:: Exercise data ::
--- START ---

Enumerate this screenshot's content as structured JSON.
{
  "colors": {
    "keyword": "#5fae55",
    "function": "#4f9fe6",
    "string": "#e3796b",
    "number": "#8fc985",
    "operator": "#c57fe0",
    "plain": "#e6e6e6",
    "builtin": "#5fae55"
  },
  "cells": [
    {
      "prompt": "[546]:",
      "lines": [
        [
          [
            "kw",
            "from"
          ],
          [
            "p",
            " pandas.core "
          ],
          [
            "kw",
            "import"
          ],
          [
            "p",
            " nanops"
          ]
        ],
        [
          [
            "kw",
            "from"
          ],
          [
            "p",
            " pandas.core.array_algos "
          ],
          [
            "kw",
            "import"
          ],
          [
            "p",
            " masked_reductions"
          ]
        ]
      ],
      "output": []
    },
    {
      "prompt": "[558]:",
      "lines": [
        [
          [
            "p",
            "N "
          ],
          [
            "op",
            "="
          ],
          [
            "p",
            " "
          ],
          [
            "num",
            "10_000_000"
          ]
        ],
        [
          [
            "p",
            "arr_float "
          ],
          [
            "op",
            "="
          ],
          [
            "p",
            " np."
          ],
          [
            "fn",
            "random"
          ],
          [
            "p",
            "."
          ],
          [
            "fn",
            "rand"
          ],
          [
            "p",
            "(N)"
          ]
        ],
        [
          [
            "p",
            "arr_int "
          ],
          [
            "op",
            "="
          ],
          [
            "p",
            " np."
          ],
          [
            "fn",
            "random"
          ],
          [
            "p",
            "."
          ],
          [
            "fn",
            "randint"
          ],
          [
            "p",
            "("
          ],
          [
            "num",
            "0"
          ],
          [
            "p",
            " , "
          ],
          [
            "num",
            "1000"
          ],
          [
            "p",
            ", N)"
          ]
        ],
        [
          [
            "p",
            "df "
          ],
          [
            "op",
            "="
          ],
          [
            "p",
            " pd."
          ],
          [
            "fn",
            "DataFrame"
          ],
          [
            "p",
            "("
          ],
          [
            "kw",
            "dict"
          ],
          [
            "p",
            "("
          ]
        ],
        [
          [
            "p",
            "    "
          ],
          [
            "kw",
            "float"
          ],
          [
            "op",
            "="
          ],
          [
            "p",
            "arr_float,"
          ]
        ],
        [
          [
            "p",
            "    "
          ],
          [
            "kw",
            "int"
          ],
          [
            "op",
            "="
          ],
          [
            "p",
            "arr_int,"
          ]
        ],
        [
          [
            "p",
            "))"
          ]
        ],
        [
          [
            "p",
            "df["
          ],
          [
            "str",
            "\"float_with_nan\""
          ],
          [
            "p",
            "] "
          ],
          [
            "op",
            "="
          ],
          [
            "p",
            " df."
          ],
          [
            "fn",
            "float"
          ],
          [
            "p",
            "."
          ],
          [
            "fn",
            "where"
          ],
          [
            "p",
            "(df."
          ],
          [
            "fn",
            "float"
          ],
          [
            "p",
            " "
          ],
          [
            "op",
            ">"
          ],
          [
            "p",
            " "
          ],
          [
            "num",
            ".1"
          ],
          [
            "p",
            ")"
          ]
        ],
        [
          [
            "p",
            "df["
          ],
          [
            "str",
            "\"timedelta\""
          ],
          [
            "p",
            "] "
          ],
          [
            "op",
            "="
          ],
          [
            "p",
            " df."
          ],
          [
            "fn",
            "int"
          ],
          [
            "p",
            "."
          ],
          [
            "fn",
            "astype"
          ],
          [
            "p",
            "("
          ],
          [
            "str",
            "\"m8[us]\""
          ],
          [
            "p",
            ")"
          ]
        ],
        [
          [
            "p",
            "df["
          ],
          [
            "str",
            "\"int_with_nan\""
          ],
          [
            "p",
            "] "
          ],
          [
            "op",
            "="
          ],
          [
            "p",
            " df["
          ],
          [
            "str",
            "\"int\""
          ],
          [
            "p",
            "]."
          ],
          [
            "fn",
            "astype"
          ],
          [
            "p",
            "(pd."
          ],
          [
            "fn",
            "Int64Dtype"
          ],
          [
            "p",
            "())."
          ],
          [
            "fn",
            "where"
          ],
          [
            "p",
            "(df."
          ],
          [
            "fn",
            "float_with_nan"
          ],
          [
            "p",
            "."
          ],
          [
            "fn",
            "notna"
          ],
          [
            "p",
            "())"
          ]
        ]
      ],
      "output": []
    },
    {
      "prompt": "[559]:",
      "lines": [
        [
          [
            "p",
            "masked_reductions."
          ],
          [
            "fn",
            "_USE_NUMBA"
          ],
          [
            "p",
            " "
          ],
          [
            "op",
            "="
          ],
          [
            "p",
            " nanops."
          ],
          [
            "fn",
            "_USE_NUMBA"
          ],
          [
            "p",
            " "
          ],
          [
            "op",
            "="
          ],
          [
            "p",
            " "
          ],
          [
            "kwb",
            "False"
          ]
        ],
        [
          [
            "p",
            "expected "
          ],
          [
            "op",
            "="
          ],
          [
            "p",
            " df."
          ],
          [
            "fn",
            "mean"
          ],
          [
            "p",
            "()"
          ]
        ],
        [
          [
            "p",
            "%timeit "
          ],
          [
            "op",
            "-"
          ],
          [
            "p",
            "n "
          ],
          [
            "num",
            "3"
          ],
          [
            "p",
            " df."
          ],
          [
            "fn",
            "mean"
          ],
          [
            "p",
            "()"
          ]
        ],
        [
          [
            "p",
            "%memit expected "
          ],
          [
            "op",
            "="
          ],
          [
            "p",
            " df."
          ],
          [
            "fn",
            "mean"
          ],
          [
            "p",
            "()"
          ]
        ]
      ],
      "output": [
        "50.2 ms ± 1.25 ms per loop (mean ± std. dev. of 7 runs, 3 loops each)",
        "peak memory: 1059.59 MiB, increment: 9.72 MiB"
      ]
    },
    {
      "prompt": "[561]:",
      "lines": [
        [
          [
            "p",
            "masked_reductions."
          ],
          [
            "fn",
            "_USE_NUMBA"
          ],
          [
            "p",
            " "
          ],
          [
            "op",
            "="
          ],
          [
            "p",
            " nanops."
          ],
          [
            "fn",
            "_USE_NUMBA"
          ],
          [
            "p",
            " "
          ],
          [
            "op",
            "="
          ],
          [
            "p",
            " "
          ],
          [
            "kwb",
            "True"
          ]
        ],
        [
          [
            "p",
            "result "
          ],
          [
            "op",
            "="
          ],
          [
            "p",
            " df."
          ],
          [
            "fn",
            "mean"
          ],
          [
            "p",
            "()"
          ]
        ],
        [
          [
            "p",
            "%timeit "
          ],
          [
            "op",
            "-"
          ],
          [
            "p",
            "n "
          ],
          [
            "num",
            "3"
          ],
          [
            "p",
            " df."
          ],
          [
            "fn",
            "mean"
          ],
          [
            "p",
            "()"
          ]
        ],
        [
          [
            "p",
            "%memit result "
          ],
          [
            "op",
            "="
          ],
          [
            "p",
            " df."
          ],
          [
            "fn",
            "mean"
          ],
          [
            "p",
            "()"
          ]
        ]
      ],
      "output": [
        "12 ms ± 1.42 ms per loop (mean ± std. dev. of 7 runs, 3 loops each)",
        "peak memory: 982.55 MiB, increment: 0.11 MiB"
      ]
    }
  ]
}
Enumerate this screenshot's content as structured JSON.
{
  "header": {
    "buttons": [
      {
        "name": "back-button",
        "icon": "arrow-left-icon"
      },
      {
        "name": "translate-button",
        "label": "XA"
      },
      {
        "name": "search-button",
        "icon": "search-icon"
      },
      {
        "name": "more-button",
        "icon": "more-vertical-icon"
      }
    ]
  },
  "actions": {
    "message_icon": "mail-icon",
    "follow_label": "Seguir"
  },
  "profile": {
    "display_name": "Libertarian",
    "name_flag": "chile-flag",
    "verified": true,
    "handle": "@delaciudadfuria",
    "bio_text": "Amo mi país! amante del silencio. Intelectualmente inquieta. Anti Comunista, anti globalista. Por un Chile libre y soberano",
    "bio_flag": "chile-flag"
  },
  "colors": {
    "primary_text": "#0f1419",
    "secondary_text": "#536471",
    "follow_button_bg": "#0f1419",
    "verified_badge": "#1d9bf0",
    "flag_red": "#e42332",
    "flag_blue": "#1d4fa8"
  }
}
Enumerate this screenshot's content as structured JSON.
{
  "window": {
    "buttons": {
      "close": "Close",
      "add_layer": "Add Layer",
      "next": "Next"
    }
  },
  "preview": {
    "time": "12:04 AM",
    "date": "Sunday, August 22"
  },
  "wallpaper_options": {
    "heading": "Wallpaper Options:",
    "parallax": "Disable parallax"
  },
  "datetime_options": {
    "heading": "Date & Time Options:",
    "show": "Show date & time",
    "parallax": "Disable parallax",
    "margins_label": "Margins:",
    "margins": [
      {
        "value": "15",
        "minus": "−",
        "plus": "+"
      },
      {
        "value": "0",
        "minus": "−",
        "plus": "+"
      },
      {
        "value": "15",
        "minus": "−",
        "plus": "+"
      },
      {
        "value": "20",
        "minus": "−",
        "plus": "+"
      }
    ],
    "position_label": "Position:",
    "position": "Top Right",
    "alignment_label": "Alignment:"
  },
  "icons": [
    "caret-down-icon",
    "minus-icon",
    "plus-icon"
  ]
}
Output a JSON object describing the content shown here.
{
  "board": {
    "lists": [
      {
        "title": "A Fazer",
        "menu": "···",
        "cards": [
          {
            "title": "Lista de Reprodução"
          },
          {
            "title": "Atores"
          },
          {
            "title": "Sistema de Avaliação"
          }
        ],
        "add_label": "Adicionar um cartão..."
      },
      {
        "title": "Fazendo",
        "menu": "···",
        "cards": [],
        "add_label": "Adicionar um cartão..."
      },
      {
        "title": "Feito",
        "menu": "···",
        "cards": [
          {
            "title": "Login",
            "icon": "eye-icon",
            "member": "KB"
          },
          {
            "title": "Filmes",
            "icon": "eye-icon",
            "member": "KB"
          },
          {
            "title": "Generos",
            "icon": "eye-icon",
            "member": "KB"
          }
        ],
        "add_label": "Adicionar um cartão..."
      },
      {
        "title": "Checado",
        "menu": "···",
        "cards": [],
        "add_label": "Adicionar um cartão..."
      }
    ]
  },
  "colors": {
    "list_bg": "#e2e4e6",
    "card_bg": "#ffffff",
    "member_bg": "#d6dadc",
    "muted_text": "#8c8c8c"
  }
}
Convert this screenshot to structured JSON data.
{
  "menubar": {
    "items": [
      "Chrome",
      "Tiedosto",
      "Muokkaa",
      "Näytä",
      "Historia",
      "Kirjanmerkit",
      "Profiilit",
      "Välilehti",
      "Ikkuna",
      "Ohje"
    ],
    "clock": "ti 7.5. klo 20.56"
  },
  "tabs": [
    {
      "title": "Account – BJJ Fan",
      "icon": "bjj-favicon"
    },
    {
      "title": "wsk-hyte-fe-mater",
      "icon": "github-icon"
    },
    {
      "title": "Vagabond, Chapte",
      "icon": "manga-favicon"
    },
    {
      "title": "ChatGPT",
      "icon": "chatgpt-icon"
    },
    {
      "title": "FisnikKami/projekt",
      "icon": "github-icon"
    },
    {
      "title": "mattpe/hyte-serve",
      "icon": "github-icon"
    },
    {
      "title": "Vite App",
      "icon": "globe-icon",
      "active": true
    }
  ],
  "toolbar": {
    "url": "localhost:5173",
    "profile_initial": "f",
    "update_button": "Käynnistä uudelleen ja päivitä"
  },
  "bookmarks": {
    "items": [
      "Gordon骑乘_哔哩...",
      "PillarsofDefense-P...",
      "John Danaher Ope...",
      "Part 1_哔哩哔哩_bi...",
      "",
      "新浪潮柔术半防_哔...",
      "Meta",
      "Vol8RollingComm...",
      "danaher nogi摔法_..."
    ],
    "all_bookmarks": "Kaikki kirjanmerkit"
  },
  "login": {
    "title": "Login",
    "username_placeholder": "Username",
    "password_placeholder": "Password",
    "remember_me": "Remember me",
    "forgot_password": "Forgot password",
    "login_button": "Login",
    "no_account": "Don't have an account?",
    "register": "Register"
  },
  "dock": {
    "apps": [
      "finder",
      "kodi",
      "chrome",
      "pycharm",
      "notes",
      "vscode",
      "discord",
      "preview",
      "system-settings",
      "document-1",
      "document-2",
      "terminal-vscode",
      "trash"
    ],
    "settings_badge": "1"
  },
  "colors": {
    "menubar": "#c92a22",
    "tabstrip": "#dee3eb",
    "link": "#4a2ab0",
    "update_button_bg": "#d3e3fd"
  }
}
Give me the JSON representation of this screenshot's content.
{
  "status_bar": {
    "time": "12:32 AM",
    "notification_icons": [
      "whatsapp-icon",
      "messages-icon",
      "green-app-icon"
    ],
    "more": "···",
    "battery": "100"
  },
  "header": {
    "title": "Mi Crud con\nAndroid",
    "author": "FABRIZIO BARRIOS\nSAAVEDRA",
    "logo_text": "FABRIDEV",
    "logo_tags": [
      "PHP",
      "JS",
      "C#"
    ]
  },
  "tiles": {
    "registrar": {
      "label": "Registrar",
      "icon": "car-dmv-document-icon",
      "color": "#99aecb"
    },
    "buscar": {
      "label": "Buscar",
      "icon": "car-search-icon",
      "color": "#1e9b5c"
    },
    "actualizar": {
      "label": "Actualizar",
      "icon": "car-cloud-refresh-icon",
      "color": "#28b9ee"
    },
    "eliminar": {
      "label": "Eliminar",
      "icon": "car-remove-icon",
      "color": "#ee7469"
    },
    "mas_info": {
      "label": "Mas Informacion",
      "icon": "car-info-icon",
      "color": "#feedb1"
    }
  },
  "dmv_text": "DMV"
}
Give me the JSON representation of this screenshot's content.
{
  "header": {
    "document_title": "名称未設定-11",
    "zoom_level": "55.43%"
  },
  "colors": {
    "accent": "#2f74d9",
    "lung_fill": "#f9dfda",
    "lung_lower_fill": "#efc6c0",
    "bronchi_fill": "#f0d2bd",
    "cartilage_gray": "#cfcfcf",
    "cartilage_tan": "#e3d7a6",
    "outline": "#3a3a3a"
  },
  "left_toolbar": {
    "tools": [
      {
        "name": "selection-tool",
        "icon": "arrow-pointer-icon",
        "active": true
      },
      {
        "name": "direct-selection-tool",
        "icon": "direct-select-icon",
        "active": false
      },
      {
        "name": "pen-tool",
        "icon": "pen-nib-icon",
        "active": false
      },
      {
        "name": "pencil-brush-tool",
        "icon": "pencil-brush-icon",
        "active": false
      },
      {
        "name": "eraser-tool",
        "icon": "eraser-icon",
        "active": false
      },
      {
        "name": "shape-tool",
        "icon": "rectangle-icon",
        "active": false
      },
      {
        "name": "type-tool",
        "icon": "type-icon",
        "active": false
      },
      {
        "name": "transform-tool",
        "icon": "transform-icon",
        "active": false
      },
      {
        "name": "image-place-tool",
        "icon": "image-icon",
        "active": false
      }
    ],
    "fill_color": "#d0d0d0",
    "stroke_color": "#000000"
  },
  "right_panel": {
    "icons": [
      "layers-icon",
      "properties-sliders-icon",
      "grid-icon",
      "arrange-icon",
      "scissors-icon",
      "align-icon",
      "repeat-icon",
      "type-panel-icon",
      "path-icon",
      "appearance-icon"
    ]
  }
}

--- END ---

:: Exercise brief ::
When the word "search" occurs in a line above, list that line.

:: Worked solution ::
        "name": "search-button",
        "icon": "search-icon"
      "icon": "car-search-icon",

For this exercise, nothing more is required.